The VIX of both the S&P 500 and NASDAQ 100 are the lowest they have been since the start of the current bull market. The former is the lowest since the spring of 2007, while the latter is the lowest since the summer of 2005. Those were both good times to buy stocks as long as you sold them right at the market top during October 2007.
On the other hand, NYSE volume was much greater back then than it is now. The bears are warning that this combination of low volatility and volume is bearish. There is too much complacency and not enough trading to confirm the bullish trend of the market.
Maybe so. However, low volatility, low volume, and relatively low valuations all support my view that the bull market has been mostly driven by cash-rich corporations through buybacks, dividends, and now M&A.
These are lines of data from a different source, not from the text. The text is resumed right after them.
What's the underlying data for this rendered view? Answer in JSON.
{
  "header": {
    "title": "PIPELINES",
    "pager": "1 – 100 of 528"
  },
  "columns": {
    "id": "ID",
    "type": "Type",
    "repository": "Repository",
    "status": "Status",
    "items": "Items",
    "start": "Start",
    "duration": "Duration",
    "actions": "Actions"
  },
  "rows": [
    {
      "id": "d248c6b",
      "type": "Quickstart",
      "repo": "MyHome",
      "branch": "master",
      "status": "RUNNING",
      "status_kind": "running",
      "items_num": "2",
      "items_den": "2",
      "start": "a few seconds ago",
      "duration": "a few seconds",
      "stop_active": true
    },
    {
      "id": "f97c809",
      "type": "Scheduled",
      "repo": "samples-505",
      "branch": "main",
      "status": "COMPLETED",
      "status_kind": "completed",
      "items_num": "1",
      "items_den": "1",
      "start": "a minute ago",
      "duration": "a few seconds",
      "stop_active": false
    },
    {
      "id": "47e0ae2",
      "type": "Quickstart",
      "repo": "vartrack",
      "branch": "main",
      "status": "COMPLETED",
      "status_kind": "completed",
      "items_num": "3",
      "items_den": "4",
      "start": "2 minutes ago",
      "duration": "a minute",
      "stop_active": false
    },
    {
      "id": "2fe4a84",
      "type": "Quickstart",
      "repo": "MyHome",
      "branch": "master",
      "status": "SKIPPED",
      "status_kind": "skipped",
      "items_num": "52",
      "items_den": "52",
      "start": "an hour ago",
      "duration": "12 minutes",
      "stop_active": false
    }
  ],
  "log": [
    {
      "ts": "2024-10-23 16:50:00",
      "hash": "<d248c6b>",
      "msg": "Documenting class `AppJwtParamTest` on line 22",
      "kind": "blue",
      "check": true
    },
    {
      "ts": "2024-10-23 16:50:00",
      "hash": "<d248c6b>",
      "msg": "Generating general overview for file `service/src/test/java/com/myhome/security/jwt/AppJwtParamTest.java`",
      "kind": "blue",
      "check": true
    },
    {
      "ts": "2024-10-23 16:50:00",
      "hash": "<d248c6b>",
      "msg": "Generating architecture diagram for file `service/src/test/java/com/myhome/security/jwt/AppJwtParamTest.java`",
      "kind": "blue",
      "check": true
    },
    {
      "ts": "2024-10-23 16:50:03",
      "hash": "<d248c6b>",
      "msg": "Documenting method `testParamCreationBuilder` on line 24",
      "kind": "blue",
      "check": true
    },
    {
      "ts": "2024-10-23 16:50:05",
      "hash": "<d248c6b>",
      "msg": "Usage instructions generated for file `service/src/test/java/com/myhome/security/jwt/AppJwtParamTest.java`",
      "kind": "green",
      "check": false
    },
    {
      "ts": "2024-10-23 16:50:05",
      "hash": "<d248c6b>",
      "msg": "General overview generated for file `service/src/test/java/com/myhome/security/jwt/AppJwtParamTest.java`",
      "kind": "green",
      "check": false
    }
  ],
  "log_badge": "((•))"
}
Today's Morning Briefing: A Walk in the Park. (1) FDR’s investment strategy. (2) A depressing headline with an upbeat twist. (3) Volatility:1930s or 1990s? (4) Low VIX, volume, and valuation. (5) 2003-2007 again? (6) Earnings boost buybacks, which boost EPS. (7) Virtuous and vicious spirals. (8) The bright side of revenues & earnings. (9) G20 group hug in Moscow. (10) Easy money is still the only solution to all the problems. (More for subscribers.)